Collection

Asa Blair papers, 1809-1848 0.25 Linear Feet

Blair, Asa, 1784-1823
Pastor, Congregational Church, Kent, Connecticut. Chiefly letters to his wife during a trip to the South (1822) in which he describes Philadelphia, Baltimore, Washington, D. C. and Mount Vernon. A letter of Dec 2, 1822, describes the use of opium during his illness. Also in the collection are the correspondence of his wife Mira A. Blair and miscellaneous legal documents.
Collection
Burton, Asa, 1752-1836
The papers of Asa Burton, Congregational minister and theologian, consist of religious, autobiographical, and historical writings. Several of the essays record the religious, social, and political history of Thetford, Vermont, particularly the rise of political parties. The papers also include a published version of Burton's memoirs (1973).
Collection
Lovett, Sidney, 1890-1979
Correspondence, sermons, writings, photographs, printed material and miscellanea detailing the professional career and personal life of Sidney Lovett, a clergyman and chaplain at Yale University. Lovett's activities as a minister in Boston (1919-1932), chaplain at Yale (1932-1958), member of many university organizations and committees, including the Yale Faculty Committee for Receiving Oxford and Cambridge Children and Yale-in-China, pastor of the Church of Christ in Yale, master of Pierson College, community worker in New Haven, Connecticut and professor of biblical literature, are documented in the papers. General correspondence files contain letters to and from Lovett, and include exchanges with numerous religious figures in academic positions, Yale University officials and employees, and Yale students and alumni. Correspondence and other materials relating to the Yale Faculty Committee for Receiving Oxford and Cambridge Children detail the efforts of that body to transport British children to the United States during World War II. Yale-in-China files detail Lovett's role as executive vice-president of that body.
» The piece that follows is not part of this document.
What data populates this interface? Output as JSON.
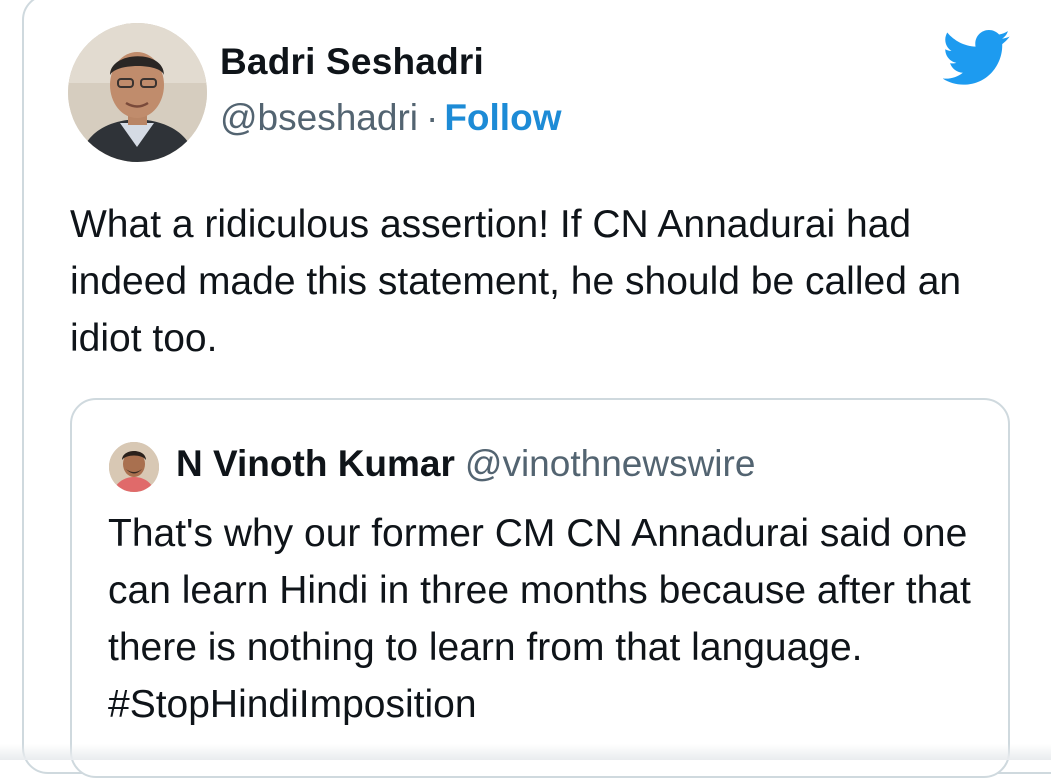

Sermons include printed and manuscript versions of many of Lovett's religious addresses, from 1914-1977, and writings include various other addresses, essays, funeral services and speeches.